Rheumatic disease is a group name for multiple disorders that affect the bones, joints, muscles and nerves in your body, it is also known as autoimmune diseases. Some rheumatic diseases can affect other structures/organs too. Rheumatic diseases include: rheumatoid arthritis, osteoarthritis, systemic lupus erythematosus, psoriatic arthritis and osteoporosis. A rheumatologist can identify, diagnose and assist with the most appropriate intervention plan for you. Physiotherapists are one of the multi-disciplinary team members that work with you to create an individualised management plan. Exercise will always form an integral basis of your management plan. Should your physiotherapist suspect a rheumatic disease, they will refer you to the appropriate rheumatologist or specialist.

        At IR Physiotherapy  we work in a team with our patient, an orthopaedic surgeon, rheumatologist and other health practitioners to aid the patient to achieve and maintain their highest level of function. We often see patients before and after joint replacement surgery. The recovery or rehabilitation process can be long but is vital for long term success after an operation.

Rheumatoid Arthritis

Rheumatoid Arthritis is a complex inflammatory condition that affects more than just joints.

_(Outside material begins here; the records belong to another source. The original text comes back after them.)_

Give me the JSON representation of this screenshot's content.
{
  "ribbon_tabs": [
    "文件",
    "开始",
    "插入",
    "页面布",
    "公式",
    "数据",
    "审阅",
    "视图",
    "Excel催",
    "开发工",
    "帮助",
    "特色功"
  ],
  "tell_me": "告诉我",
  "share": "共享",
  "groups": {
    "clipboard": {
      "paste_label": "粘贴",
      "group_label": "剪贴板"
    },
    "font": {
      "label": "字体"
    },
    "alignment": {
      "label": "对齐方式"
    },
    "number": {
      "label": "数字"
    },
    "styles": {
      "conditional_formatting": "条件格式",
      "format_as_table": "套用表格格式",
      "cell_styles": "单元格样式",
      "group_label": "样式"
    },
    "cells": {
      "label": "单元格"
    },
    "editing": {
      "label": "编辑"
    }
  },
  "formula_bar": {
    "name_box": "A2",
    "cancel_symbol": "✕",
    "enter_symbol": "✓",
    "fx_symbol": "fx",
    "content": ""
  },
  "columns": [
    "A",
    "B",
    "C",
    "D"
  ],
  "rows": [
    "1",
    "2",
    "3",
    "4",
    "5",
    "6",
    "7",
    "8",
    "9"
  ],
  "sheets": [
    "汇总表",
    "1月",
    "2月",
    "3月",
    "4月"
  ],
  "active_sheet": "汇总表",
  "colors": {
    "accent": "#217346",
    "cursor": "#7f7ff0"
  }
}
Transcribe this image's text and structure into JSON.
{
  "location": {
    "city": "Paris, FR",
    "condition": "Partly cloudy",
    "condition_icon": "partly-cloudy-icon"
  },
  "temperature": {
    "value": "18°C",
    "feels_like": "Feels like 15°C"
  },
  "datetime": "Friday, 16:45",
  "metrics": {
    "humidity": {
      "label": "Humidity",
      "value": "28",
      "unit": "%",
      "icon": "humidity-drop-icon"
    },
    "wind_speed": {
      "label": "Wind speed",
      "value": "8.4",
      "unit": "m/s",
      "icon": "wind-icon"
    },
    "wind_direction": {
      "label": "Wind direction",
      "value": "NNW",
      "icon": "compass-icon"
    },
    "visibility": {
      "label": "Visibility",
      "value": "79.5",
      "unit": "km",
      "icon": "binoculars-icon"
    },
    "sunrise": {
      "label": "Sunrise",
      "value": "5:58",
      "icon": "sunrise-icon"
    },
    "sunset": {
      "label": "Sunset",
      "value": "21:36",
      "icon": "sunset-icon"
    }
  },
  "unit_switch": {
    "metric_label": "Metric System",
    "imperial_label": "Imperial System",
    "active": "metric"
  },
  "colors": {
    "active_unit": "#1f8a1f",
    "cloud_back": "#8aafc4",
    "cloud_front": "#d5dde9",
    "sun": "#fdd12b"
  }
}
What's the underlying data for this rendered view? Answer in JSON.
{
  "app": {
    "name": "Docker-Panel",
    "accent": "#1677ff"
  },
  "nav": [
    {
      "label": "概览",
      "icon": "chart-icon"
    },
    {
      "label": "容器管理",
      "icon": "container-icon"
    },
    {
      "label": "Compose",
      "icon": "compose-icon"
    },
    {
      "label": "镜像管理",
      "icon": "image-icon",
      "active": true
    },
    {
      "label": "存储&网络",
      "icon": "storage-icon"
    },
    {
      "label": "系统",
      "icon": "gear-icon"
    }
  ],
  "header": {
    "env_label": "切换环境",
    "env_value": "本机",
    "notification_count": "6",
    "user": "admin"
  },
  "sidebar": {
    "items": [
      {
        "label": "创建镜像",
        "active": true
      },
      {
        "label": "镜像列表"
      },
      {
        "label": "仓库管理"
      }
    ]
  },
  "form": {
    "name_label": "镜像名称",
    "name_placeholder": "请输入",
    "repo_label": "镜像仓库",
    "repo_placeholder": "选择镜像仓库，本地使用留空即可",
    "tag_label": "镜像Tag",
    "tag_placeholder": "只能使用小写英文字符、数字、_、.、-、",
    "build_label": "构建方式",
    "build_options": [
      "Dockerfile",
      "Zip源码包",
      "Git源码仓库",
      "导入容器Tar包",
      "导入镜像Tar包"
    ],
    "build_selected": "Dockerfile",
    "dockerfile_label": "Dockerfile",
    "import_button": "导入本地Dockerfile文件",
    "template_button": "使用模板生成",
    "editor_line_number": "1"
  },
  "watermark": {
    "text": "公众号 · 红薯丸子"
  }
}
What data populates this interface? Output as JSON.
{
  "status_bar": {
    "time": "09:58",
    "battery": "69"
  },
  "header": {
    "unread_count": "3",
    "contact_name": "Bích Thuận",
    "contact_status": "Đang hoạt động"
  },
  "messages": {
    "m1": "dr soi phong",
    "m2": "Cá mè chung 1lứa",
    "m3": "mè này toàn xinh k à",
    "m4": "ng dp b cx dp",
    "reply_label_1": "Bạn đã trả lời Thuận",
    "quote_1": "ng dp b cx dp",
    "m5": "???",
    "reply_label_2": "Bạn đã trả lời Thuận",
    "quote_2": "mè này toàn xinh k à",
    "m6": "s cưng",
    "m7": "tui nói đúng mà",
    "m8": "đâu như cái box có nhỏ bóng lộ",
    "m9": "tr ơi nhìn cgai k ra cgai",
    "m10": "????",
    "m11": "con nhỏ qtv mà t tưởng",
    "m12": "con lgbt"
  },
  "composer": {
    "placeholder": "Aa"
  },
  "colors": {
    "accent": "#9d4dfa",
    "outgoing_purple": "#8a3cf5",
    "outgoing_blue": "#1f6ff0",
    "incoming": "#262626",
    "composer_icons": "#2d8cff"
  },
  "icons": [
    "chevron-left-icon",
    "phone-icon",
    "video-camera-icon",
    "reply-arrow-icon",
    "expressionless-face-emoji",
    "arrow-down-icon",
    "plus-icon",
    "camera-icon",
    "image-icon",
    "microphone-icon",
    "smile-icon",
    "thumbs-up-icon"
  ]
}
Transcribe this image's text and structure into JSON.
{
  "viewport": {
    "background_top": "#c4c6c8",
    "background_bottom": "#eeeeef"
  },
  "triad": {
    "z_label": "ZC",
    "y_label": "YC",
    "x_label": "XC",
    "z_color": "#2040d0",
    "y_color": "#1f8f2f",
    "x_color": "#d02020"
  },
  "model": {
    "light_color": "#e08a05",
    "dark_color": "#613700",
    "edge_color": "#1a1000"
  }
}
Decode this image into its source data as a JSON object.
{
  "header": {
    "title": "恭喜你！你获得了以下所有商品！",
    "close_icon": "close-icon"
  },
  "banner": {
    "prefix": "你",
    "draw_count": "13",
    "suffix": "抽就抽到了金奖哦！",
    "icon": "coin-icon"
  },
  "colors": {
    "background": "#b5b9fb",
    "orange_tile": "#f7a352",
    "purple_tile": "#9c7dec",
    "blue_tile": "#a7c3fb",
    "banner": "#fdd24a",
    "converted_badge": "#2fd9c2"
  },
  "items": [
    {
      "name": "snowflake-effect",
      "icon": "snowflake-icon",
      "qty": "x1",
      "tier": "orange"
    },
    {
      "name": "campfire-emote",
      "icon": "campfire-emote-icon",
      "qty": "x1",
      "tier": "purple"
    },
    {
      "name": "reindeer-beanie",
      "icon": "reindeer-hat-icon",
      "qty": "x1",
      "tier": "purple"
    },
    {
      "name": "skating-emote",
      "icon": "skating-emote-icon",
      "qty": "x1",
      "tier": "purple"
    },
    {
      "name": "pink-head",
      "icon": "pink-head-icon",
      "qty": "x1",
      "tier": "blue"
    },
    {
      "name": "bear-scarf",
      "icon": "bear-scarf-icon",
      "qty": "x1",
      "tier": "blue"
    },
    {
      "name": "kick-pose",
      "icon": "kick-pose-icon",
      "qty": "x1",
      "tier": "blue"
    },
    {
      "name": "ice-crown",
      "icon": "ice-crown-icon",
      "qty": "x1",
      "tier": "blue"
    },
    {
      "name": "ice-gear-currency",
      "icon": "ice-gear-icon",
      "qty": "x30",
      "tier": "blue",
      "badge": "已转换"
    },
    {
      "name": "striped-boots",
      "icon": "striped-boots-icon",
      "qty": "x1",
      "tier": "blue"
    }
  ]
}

One would typically experience pain in the small joints of the hands and feet, but could be all over the body and the intensity of the condition varies by patient. Other organs that can be affected include the skin, lungs, eyes or blood vessels. Rheumatoid arthritis should be managed within a multi-disciplinary team including at least the rheumatologist. It is important that the patient  has a clear understanding of the condition and the choices to be made regarding goals and treatment options. The aim of multi-disciplinary team includes management of pain, prevention of complications or progression of the disease. Assisting the patient to keep optimal joint stability, strength and function is one of the aims of physiotherapy. As a team, problem solving to find ways to protect the “at risk” joints and associated structures are often discussed. This may include interventions and surgeries to assist patients to improve quality of life and function.


Osteoarthritis has been explained as pain in a joint as a result of ‘wear and tear’ of the affected joint. Recently we know much more about the complexities of osteoarthritis and ‘wear and tear’ is a misnomer. Osteoarthritis can occur in any synovial joint in the body, this can commonly be experienced in the hip and knee joints but can include the shoulder, hand, feet, back and neck. This can be managed through a maintenance program which we give to our patients to follow at home. Furthermore intermittent physiotherapy, a specific exercise program, analgesic and anti-inflammatory medication and splinting/bracing can help. Having osteoarthritis doesn’t need to be the end of your function and your physiotherapist will be able to assess and treat the condition as well as indicate if referral to a surgeon or rheumatologist, or further investigation is necessary. It is best to manage osteoarthritis as a healthcare team. 

Systemic Lupus Erythematosus (SLE) or Lupus

SLE is just one of the rheumatic diseases. This is what is called an autoimmune disease, which means your own body mistakenly attacks its own health tissue. This affects the entire body, including bones, joints, muscle, nerves, skin and organs. Close management by a rheumatologist is needed, and your physiotherapist can assist with pain management, an appropriate exercise program and lifestyle modification methods.